(KIMT) – Heading off to college isn’t always what it’s cracked up to be for some students. Mayo Clinic is bringing awareness to the common problem of college depression.
They said transitioning from high school to college, especially if the student is moving away from home, comes with many challenges and pressures, which can cause them to feel overwhelmed.
Sadness or anxiety are some of the early signs of college depression, according to Mayo Clinic. If untreated, the symptoms could interfere with normal activities and lead to impaired academic performance, smoking and risky behaviors related to alcohol or sex.
“If at all you’re feeling anything like this, whether you call it depression or being overwhelmed or anxious or whatever, seek help,” said Riverland Community College Counselor Paul Anderson. “It’s not just you that has to battle it on your own.”
In addition to seeking treatment, Mayo Clinic suggests steps to make you feel better. Encourage the student to take it one step at a time by avoiding making big decisions like changing majors. Participate in activities that you enjoy, which might shift the focus from the negative feelings. Finally, seek support.
“It could be friends or classmates, a roommate in the college situation, trying to make more of a connection there, or find someone on college, maybe a peer that you can connect with,” Anderson said. “There’s going to be many other students out there experiencing the same thing.”
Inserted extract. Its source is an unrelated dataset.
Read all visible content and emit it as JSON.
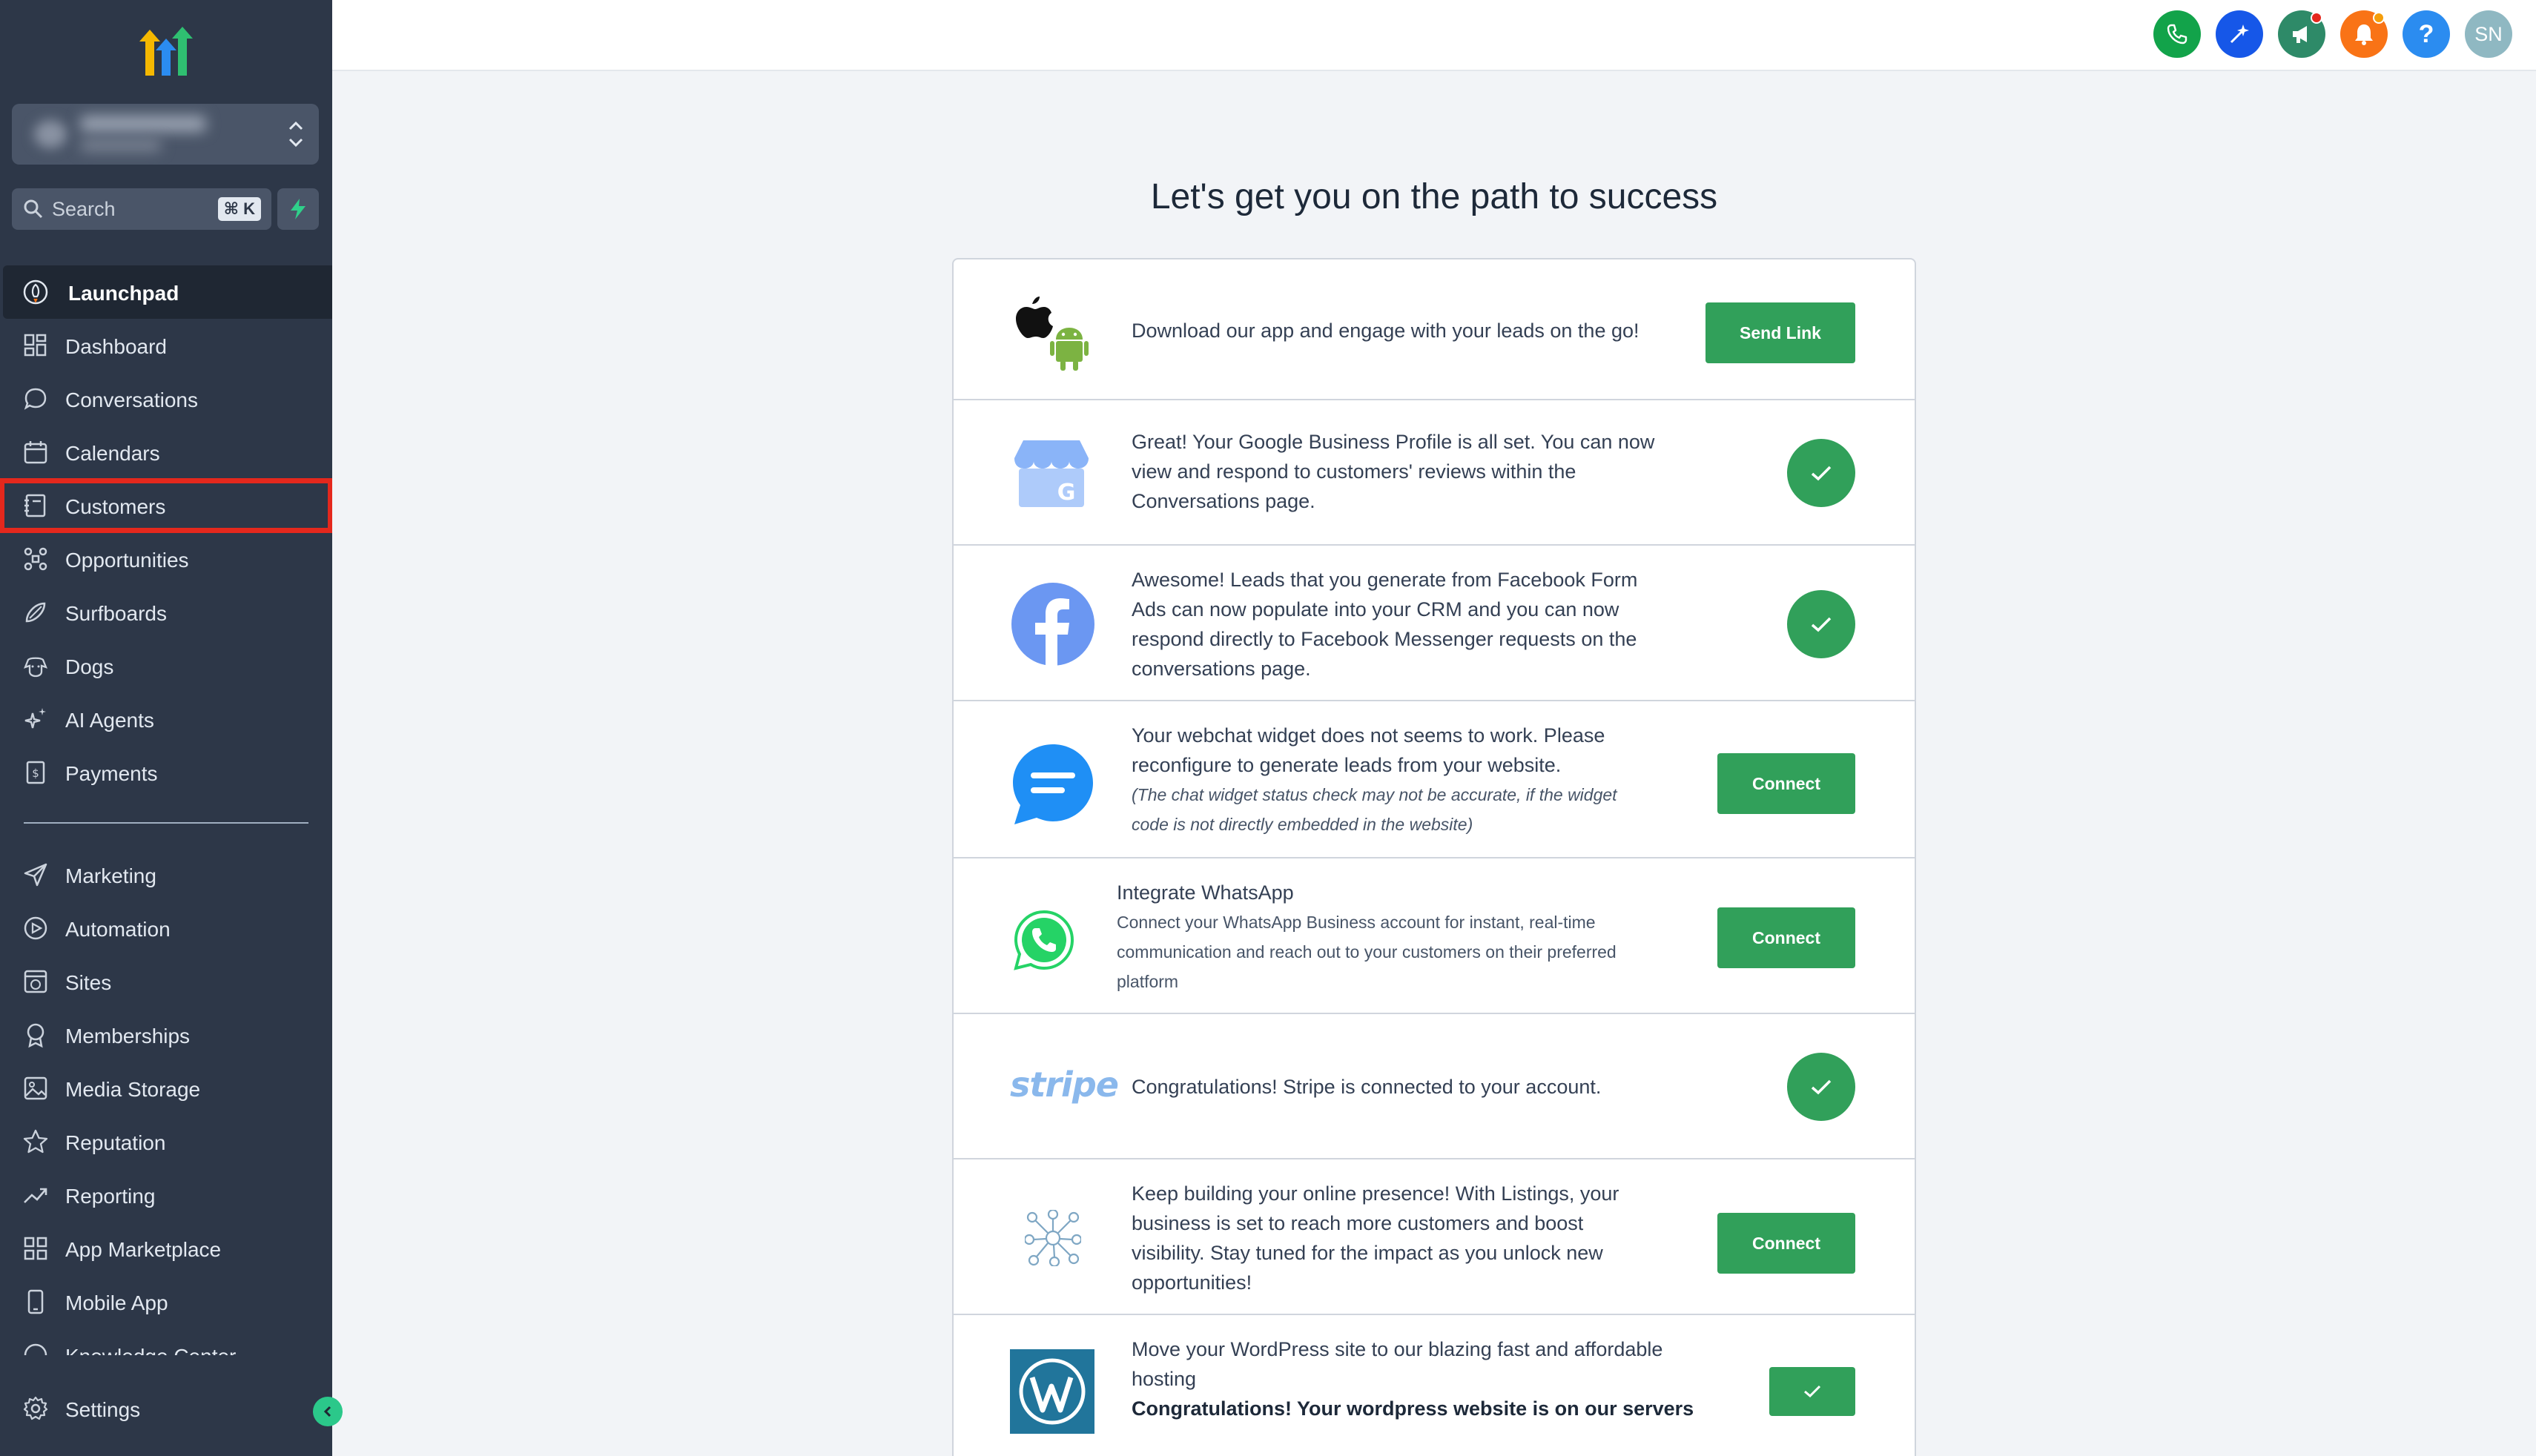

While preventing depression isn’t possible, Mayo Clinic said you can ease the transition by visiting the campus before the school year starts and encourage your child to talk to other students and peers.